Thursday, May 04, 2006

Death By Synopsis

They say that what doesn't kill you makes you stronger. I say what doesn't kill you makes you crazy. Especially when it comes to writing a synopsis.

Sad fact - even after you're published you've got to write synopses.

Sadder fact - I've yet to figure out whether the plural of synopsis is synopsises, synopsi, synopses, or some other variation.

Saddest fact - I'm too lazy to figure it out. So, barring my sweet editor Melissa Endlich's appearance here, I guess I'll just keep writing it wrong.

A few weeks ago, I submitted a proposal to Melissa. Three chapters. One very long synopsis. She asked me to make some changes in the synopsis, but I couldn't stomach the story-line and ended up rewriting the entire three chapters. Which meant completely rewriting the synopsis. Now, I'd argue that I'm actually pretty good at writing the dreaded S. However, being good at it doesn't make the process easy. Nor does it make me enjoy it. I still don't like it. I still tear my hair out, bang my head against the computer keyboards, moan, groan, and whine about writing it. In the end, I've got a pretty good product. It just takes me a while to get there.

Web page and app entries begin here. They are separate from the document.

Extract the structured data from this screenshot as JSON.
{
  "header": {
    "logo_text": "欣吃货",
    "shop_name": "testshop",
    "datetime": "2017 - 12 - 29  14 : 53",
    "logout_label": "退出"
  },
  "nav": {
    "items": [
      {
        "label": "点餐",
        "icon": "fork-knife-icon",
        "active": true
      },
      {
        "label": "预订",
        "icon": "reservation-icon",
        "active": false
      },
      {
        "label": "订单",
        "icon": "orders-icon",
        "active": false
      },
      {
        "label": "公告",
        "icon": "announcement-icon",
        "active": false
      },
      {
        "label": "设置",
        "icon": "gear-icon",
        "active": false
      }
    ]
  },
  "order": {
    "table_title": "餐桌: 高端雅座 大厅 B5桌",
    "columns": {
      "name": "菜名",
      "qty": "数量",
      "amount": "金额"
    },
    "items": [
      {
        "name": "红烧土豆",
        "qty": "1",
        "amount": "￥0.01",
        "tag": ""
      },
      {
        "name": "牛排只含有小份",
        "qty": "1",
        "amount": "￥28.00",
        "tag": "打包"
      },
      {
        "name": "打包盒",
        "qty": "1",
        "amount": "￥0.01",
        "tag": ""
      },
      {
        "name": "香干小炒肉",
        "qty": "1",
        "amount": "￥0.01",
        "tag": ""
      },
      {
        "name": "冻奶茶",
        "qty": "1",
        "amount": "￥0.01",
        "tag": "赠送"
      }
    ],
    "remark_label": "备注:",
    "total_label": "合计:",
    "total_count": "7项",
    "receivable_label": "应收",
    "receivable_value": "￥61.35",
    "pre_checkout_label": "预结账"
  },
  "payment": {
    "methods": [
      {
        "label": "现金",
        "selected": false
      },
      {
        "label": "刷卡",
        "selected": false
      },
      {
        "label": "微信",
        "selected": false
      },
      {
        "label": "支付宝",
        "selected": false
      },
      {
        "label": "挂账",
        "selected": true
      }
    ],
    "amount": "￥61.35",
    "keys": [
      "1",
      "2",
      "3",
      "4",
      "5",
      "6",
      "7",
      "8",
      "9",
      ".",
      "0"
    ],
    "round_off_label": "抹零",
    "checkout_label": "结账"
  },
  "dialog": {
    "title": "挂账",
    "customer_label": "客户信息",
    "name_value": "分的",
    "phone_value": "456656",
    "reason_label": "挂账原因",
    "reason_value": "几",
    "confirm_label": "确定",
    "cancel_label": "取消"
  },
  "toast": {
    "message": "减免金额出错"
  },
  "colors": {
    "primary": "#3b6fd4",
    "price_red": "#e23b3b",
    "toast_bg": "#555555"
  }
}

I figure I'm not alone in the loathing I feel when it comes to writing a synopsis, so I thought I'd put a step-by-step guide to synopsis writing here on my hidden blog. Let me preface this by saying - this is my way of doing things. Which is to say, it may not be your way. Try your hand at it, then shape the process to fit your writing style.

Today, I'm going to talk about step one in synopsis writing - knowing your characters.

Who are they? What do they want? What motivates them? What keeps them from achieving their goals? If you're writing romance, what draws your characters together? What is pulling them apart? I begin each synopsis with a one paragraph character sketch of my hero and heroine, using the previous questions to make my protagonists come to life.

Sound easy? Sometimes it is. Sometimes it's torture. Unfortunately, it must be done.

Go ahead. Give it a try.

Because tomorrow we move on to the second step in synopsis writing - the catalyst.


Sabrina L. Fox said...

Thanks, Shirlee. I think one of my problems with my wip is that one of my characters doesn't have significant motivation. My main character does.

I originally thought her motivation was enough for the whole story. Now I need to go back and work on him.

Can't wait for the next part.

Heather Diane Tipton said...

Ewwwwwww you said the S word!!!!

I wrote one of those this week...

it sucked. I rewrote it. it still sucked. I sent it to Camy and she cleaned it up. :o)